For a week or so, we've all been hearing about the alleged evidence that early humans and Neanderthals interbred. Like the millions of others who once read "Clan of the Cave Bear," I wasn't as surprised as I might have been. It was possible then, it's possible now, and nobody knows for sure.
But I was taken aback when, a couple of hours ago, I heard the WBUR tease for the 7 p.m. repeat of Tom Ashbrook's show, and the announcer said there was genetic proof that "humans made it with Neanderthals."
Whoa, I thought -- that's a bit slangy (and racy) for a straight program tease, no? And yeah, it would have been, if that's what the man had said. But the next time it aired, I heard what I think he was really saying: "humans MATED WITH Neanderthals."

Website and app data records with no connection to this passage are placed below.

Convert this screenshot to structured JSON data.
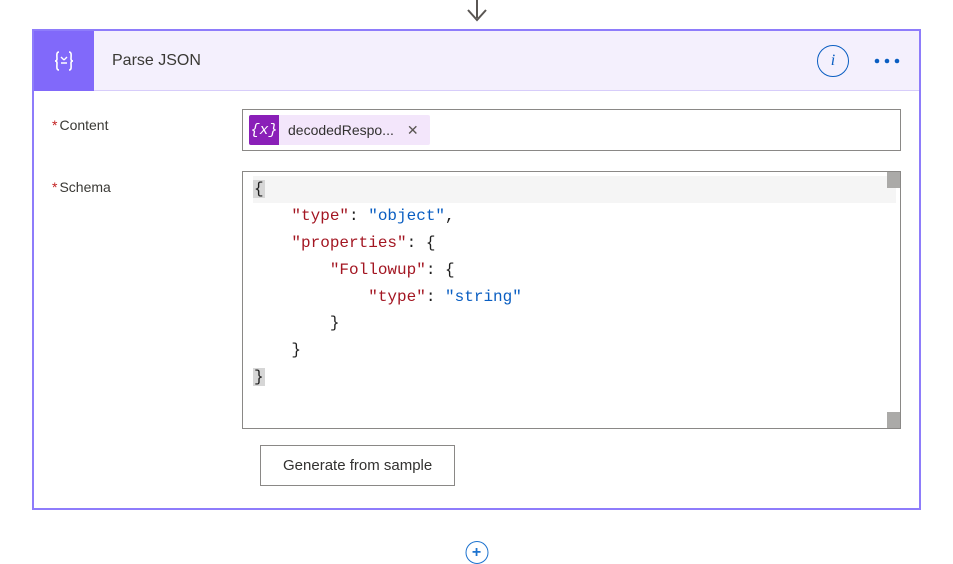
{
  "action": {
    "icon_glyph": "{o}",
    "title": "Parse JSON"
  },
  "fields": {
    "content": {
      "label": "Content",
      "required": true,
      "token": {
        "icon_glyph": "{x}",
        "text": "decodedRespo..."
      }
    },
    "schema": {
      "label": "Schema",
      "required": true,
      "lines": [
        {
          "indent": 0,
          "parts": [
            {
              "t": "brace-cur",
              "v": "{"
            }
          ]
        },
        {
          "indent": 1,
          "parts": [
            {
              "t": "key",
              "v": "\"type\""
            },
            {
              "t": "punct",
              "v": ": "
            },
            {
              "t": "str",
              "v": "\"object\""
            },
            {
              "t": "punct",
              "v": ","
            }
          ]
        },
        {
          "indent": 1,
          "parts": [
            {
              "t": "key",
              "v": "\"properties\""
            },
            {
              "t": "punct",
              "v": ": "
            },
            {
              "t": "brace",
              "v": "{"
            }
          ]
        },
        {
          "indent": 2,
          "parts": [
            {
              "t": "key",
              "v": "\"Followup\""
            },
            {
              "t": "punct",
              "v": ": "
            },
            {
              "t": "brace",
              "v": "{"
            }
          ]
        },
        {
          "indent": 3,
          "parts": [
            {
              "t": "key",
              "v": "\"type\""
            },
            {
              "t": "punct",
              "v": ": "
            },
            {
              "t": "str",
              "v": "\"string\""
            }
          ]
        },
        {
          "indent": 2,
          "parts": [
            {
              "t": "brace",
              "v": "}"
            }
          ]
        },
        {
          "indent": 1,
          "parts": [
            {
              "t": "brace",
              "v": "}"
            }
          ]
        },
        {
          "indent": 0,
          "parts": [
            {
              "t": "brace-cur",
              "v": "}"
            }
          ]
        }
      ]
    }
  },
  "buttons": {
    "generate": "Generate from sample"
  }
}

The same thing, to be sure -- and yet, how different. After all, "making it" is what specific couples do, and it doesn't necessarily leave permanent DNA evidence. "Mated with" is a species-wide activity, and it implies the existence of offspring. (And as I listen to the broadcast, Tom seems to be using "interbred" instead of "mated with," a better choice both for auditory clarity and for accuracy.)
I'm going to blame John McIntyre for my mishearing, since he wrote so recently about the necessity for a copy editor to have a dirty mind, ever vigilant for the double entendre. I haven't been on dirt patrol for years, but I guess it's like riding a bicycle -- you never forget the fundamentals.